Since we had visited nearly every place we wanted to see on our trip north, we headed south fairly rapidly, stopping only to anchor each night. When we got to Brampton and Carlisle, two islands joined by a shallow reef, we decided to have a nice meal at the Brampton Resort restaurant. We no sooner landed on the beach when a man came up to us and asked what he could do for us…very nice we thought. In actual fact, he put the run on us, refusing to serve “day-trippers” at the “exclusive” resort. This was one of the few times that we ran into less than great Aussie hospitality. Later that night, we were expelled from Carslile Island itself as it were! The wind blew up so badly that AKAMA was rolled savagely from side to side. We beat out of there in the middle of the night and took refuge at Scawfell Island, which had been recommended to us by some park rangers the day before. Scawfell was a good anchorage, and lucky for us that it was, as we and a few other yachts were trapped there for nearly a week while the SE trades winds reminded us that they, not we, controlled when and where we moved.

We left Scawfell Island bound for the Percy islands, which we had missed on the way up, stopping at MacKay Marina on the way to wait out yet more bad weather. Along the way, we were again treated to fantastic displays by the humpback whales.

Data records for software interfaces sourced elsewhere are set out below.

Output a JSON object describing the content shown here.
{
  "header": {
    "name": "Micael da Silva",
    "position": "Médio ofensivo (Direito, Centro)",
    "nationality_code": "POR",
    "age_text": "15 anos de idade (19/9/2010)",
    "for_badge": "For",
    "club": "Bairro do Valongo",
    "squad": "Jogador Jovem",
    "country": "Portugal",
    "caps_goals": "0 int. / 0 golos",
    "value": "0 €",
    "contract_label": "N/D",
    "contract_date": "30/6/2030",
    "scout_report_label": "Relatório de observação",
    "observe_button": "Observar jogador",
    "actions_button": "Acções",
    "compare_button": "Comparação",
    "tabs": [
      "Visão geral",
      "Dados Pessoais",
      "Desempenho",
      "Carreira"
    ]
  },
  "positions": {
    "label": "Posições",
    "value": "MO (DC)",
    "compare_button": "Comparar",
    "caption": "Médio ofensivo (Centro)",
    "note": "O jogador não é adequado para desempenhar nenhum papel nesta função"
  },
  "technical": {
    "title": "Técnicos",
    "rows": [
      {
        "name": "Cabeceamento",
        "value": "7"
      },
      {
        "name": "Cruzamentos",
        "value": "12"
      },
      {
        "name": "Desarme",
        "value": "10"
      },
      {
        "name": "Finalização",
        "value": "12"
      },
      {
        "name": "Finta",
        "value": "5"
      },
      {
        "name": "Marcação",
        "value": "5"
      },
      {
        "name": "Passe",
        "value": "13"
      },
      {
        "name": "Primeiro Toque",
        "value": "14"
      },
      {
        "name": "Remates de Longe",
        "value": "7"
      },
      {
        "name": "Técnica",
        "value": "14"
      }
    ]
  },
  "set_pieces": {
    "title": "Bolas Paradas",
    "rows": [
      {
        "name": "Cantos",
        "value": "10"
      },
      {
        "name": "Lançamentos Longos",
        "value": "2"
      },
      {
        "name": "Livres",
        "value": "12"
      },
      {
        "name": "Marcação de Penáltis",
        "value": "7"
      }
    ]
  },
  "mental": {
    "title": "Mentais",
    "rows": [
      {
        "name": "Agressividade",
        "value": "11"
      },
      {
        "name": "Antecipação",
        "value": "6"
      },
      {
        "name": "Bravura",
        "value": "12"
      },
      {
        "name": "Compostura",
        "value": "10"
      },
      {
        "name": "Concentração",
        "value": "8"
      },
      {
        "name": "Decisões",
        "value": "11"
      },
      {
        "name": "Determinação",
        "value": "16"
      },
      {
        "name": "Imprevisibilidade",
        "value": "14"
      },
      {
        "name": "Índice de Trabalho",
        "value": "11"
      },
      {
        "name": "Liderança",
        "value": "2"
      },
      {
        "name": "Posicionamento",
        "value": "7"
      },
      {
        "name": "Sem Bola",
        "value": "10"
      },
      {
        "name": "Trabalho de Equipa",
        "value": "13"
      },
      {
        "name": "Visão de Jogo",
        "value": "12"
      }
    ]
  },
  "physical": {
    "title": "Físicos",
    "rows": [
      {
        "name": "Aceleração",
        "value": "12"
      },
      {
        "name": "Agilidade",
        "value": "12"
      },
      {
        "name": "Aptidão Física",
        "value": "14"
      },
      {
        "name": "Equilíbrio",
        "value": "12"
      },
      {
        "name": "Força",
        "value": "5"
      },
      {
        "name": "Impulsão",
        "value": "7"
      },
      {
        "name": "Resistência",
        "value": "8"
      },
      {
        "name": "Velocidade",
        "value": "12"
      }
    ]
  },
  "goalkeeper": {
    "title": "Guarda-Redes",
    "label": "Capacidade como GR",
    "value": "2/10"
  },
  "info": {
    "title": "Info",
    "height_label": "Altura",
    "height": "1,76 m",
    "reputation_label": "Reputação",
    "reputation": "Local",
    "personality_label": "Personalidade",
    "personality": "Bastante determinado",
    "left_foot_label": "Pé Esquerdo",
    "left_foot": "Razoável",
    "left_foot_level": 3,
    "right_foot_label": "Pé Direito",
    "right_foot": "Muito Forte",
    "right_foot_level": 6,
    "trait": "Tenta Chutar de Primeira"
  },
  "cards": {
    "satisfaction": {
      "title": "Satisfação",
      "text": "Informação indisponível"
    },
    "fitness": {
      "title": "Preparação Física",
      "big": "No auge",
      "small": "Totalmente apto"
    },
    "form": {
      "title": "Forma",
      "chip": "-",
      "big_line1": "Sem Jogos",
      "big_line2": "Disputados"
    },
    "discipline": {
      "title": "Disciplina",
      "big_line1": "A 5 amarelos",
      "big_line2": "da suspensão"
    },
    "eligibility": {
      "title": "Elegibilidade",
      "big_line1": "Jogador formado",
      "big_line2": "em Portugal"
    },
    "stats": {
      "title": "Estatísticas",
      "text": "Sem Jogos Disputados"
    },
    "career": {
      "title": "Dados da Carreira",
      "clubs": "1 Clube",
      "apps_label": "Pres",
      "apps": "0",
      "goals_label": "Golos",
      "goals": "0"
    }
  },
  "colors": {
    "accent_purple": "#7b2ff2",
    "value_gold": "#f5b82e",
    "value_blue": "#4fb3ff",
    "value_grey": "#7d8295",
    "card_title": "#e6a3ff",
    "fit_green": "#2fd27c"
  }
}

One of the bays in the Percy islands has a shack the walls of which are adorned by mementos from many of the boaties that have stopped there over the years. Looking them over was fascinating. Unfortunately, the beach is adorned by savage sand flies, so we beat a hasty retreat and continued south on our way back to Bundaberg.

Once south of MacKay there are not very many places to stop for the night, so we went again into Pancake Creek. The first time we were there we merely stopped overnight. This time, we met up with friends who wanted to hike up to the lighthouse. There we met a retired lighthouse keeper and author who spearheaded the restoration of the lighthouse and the grounds around it (Australian lighthouses are now all automated and have no keepers in residence). He was a fascinating man and we spent hours chewing the fat with him. As we mentioned earlier about Pancake Creek it is notorious for groundings. While we were there a yacht became grounded on a sandbar. In true maritime spirit, help from others soon had the situation under control. AKAMA was on stand by as a tug, being the most powerful boat in the anchorage, but Mother Nature took care of things by floating the yacht free at the next high tide.

The next day, Monday 2 October, we were back at Bundaberg Port Marina, where we collected our mail and some repair parts, and then fuelled up for our next Australian adventure